January 28, 2015
January 27, 2015
January 26, 2015
Management and Human Resources Personnel May Not Find Protection Under Title VII’s Anti-Retaliation Provisions
On January 21, 2013, the U.S. Supreme Court denied a request for appeal filed by a former loss prevention specialist who claimed that she had been unlawfully terminated in retaliation under Title VII of the Civil Rights Act of 1964 because she had opposed her employer’s handling of a sexual harassment investigation. Brush v. Sears Holding Corp., 466 Fed. App’x 781, 2012 WL 987543 (11th Cir. March 26, 2012), cert. denied, 2013 WL 215521 (U.S. Jan. 21, 2013) (No. 12-268). The appellant specifically challenged the Eleventh Circuit Court of Appeals’ reliance on the “manager rule” when it affirmed the dismissal of her claim. A majority of circuit courts have adopted some form of the “manager rule,” which has significant impact on the application of Title VII and other claims against employers by management and other personnel charged with performing internal investigations or ensuring compliance with state and federal law.
Under Title VII, employers are prohibited from retaliating against employees who have opposed an unlawful employment practice or because they have participated in an investigation of discrimination. In order to establish a prima facie claim of Title VII retaliation, it is necessary that a plaintiff establish that he or she engaged in such “protected activity.”
Under the so-called “manager rule,” an employee is not considered to have engaged in “protected activity” under Title VII’s anti-retaliation provisions if they disagree with or oppose the actions of an employer in the course of his or her normal job duties. In other words, if it is the employee’s job to investigate claims of discrimination or ensure legal compliance, they are not afforded protection from discharge or other adverse actions for conduct that is within the scope of their employment. For example, a Human Resources employee who disagrees with a corrective action taken pursuant to a discrimination investigation and is later discharged for “insubordination” will not be protected by Title VII’s anti-retaliation provisions. As the name suggests, in most instances, the rule is commonly applied to management employees, but it is also applied frequently to compliance officers and human resources employees.
In order for such an employee to be found to have engaged in a “protected activity,” they must cross the line from being an employee performing their job to an employee making a personal complaint or otherwise opposing anunlawful action, such as by assisting another employee in filing a charge with the EEOC or refusing to carry-out a discriminatory employment action. Merely challenging the method, manner, or adequacy of an employer’s internal investigation or making an internal report of a potential statutory or retaliatory violation is not a protected activity.

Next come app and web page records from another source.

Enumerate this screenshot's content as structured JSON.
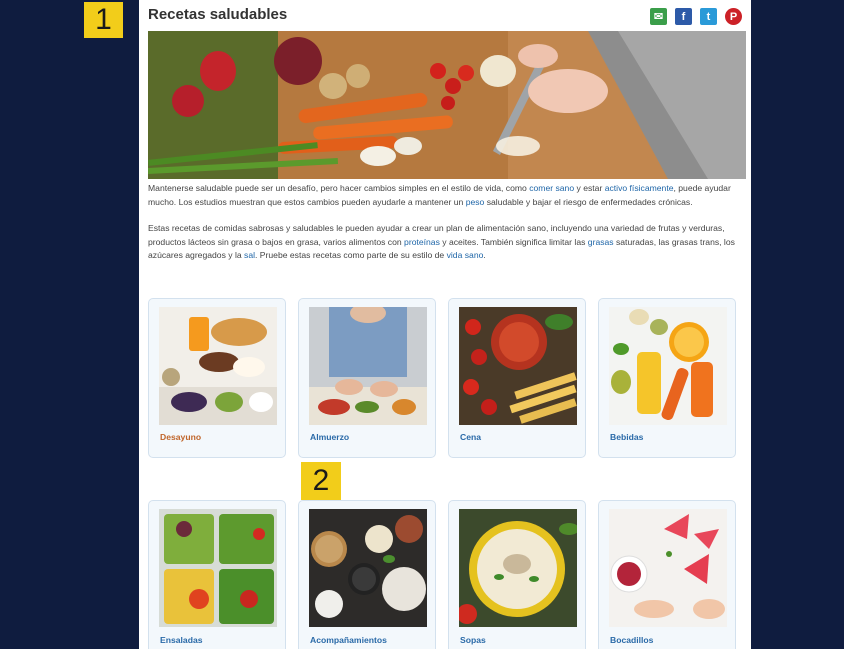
{
  "badges": {
    "one": "1",
    "two": "2"
  },
  "header": {
    "title": "Recetas saludables",
    "share": [
      {
        "name": "email-icon",
        "glyph": "✉"
      },
      {
        "name": "facebook-icon",
        "glyph": "f"
      },
      {
        "name": "twitter-icon",
        "glyph": "t"
      },
      {
        "name": "pinterest-icon",
        "glyph": "P"
      }
    ]
  },
  "intro": {
    "p1": {
      "t1": "Mantenerse saludable puede ser un desafío, pero hacer cambios simples en el estilo de vida, como ",
      "l1": "comer sano",
      "t2": " y estar ",
      "l2": "activo físicamente",
      "t3": ", puede ayudar mucho. Los estudios muestran que estos cambios pueden ayudarle a mantener un ",
      "l3": "peso",
      "t4": " saludable y bajar el riesgo de enfermedades crónicas."
    },
    "p2": {
      "t1": "Estas recetas de comidas sabrosas y saludables le pueden ayudar a crear un plan de alimentación sano, incluyendo una variedad de frutas y verduras, productos lácteos sin grasa o bajos en grasa, varios alimentos con ",
      "l1": "proteínas",
      "t2": " y aceites. También significa limitar las ",
      "l2": "grasas",
      "t3": " saturadas, las grasas trans, los azúcares agregados y la ",
      "l3": "sal",
      "t4": ". Pruebe estas recetas como parte de su estilo de ",
      "l4": "vida sano",
      "t5": "."
    }
  },
  "cards": [
    {
      "label": "Desayuno"
    },
    {
      "label": "Almuerzo"
    },
    {
      "label": "Cena"
    },
    {
      "label": "Bebidas"
    },
    {
      "label": "Ensaladas"
    },
    {
      "label": "Acompañamientos"
    },
    {
      "label": "Sopas"
    },
    {
      "label": "Bocadillos"
    }
  ],
  "colors": {
    "link": "#1f66a8",
    "card_label": "#2a6aa8",
    "accent_label": "#c0652a",
    "badge": "#f2cd1a",
    "background": "#0f1c3f"
  }
}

An understanding of the “manager rule” is valuable for all employers since it has been accepted by a significant number of circuit courts (the Fifth, Sixth, Eighth, Tenth, Eleventh, and arguably the Ninth) and district courts. Further, its application is not limited to Title VII. In addition to Title VII retaliation claims, the “manager rule” has been applied to claims under the Fair Labor Standards Act, the Americans with Disabilities Act, the Uniformed Services Employment and Reemployment Rights Act, the Family Medical Leave Act, the Sarbanes Oxley Act, and Title IX. In fact, the rule originates from the Tenth Circuit’s decision in McKenzie v. Renberg’s, Inc., 94 F.3d 1478, 1486 (10th Cir. 1996), a FLSA retaliation case.
While the “manager rule” is a useful tool for employers dealing with complaints of retaliation by management or human resources personnel, employers should remember that these employees are still covered by Title VII’s anti-retaliation provisions. Though it is doubtful that such an employee could bring a retaliation claim under Title VII’s participation clause, a management or human resources employee may still have a claim if they complain about an unlawful action in a manner that is not consistent with the scope of their employment, such as by making their own complaint of discrimination or opposing an action that they reasonably believe to be based on unlawful discrimination.